Instructions to follow = Repeat the listing exactly. Do not carry over any pictures.
......
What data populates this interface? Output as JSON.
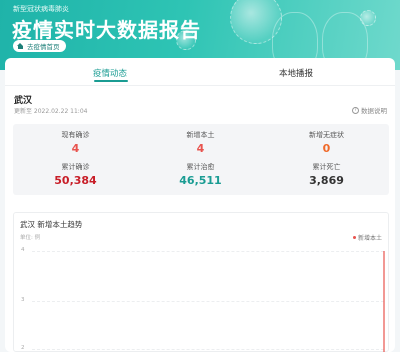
{
  "header": {
    "subtitle": "新型冠状病毒肺炎",
    "title": "疫情实时大数据报告",
    "home_button": "去疫情首页"
  },
  "tabs": [
    {
      "label": "疫情动态",
      "active": true
    },
    {
      "label": "本地播报",
      "active": false
    }
  ],
  "location": {
    "city": "武汉",
    "updated": "更新至 2022.02.22 11:04",
    "explain_label": "数据说明"
  },
  "stats": [
    {
      "label": "现有确诊",
      "value": "4",
      "color": "#e8534e"
    },
    {
      "label": "新增本土",
      "value": "4",
      "color": "#e8534e"
    },
    {
      "label": "新增无症状",
      "value": "0",
      "color": "#f06a2a"
    },
    {
      "label": "累计确诊",
      "value": "50,384",
      "color": "#c81e28"
    },
    {
      "label": "累计治愈",
      "value": "46,511",
      "color": "#1a9c93"
    },
    {
      "label": "累计死亡",
      "value": "3,869",
      "color": "#333333"
    }
  ],
  "chart": {
    "title": "武汉 新增本土趋势",
    "unit": "单位: 例",
    "legend": "新增本土",
    "yticks": [
      "4",
      "3",
      "2"
    ]
  },
  "chart_data": {
    "type": "line",
    "title": "武汉 新增本土趋势",
    "ylabel": "单位: 例",
    "series": [
      {
        "name": "新增本土",
        "color": "#e8534e",
        "last_value": 4
      }
    ],
    "yticks": [
      2,
      3,
      4
    ],
    "ylim": [
      2,
      4
    ],
    "grid": true,
    "legend_position": "top-right"
  }
}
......
Result for this task =
What data populates this interface? Output as JSON.
{
  "header": {
    "subtitle": "新型冠状病毒肺炎",
    "title": "疫情实时大数据报告",
    "home_button": "去疫情首页"
  },
  "tabs": [
    {
      "label": "疫情动态",
      "active": true
    },
    {
      "label": "本地播报",
      "active": false
    }
  ],
  "location": {
    "city": "武汉",
    "updated": "更新至 2022.02.22 11:04",
    "explain_label": "数据说明"
  },
  "stats": [
    {
      "label": "现有确诊",
      "value": "4",
      "color": "#e8534e"
    },
    {
      "label": "新增本土",
      "value": "4",
      "color": "#e8534e"
    },
    {
      "label": "新增无症状",
      "value": "0",
      "color": "#f06a2a"
    },
    {
      "label": "累计确诊",
      "value": "50,384",
      "color": "#c81e28"
    },
    {
      "label": "累计治愈",
      "value": "46,511",
      "color": "#1a9c93"
    },
    {
      "label": "累计死亡",
      "value": "3,869",
      "color": "#333333"
    }
  ],
  "chart": {
    "title": "武汉 新增本土趋势",
    "unit": "单位: 例",
    "legend": "新增本土",
    "yticks": [
      "4",
      "3",
      "2"
    ]
  },
  "chart_data": {
    "type": "line",
    "title": "武汉 新增本土趋势",
    "ylabel": "单位: 例",
    "series": [
      {
        "name": "新增本土",
        "color": "#e8534e",
        "last_value": 4
      }
    ],
    "yticks": [
      2,
      3,
      4
    ],
    "ylim": [
      2,
      4
    ],
    "grid": true,
    "legend_position": "top-right"
  }
}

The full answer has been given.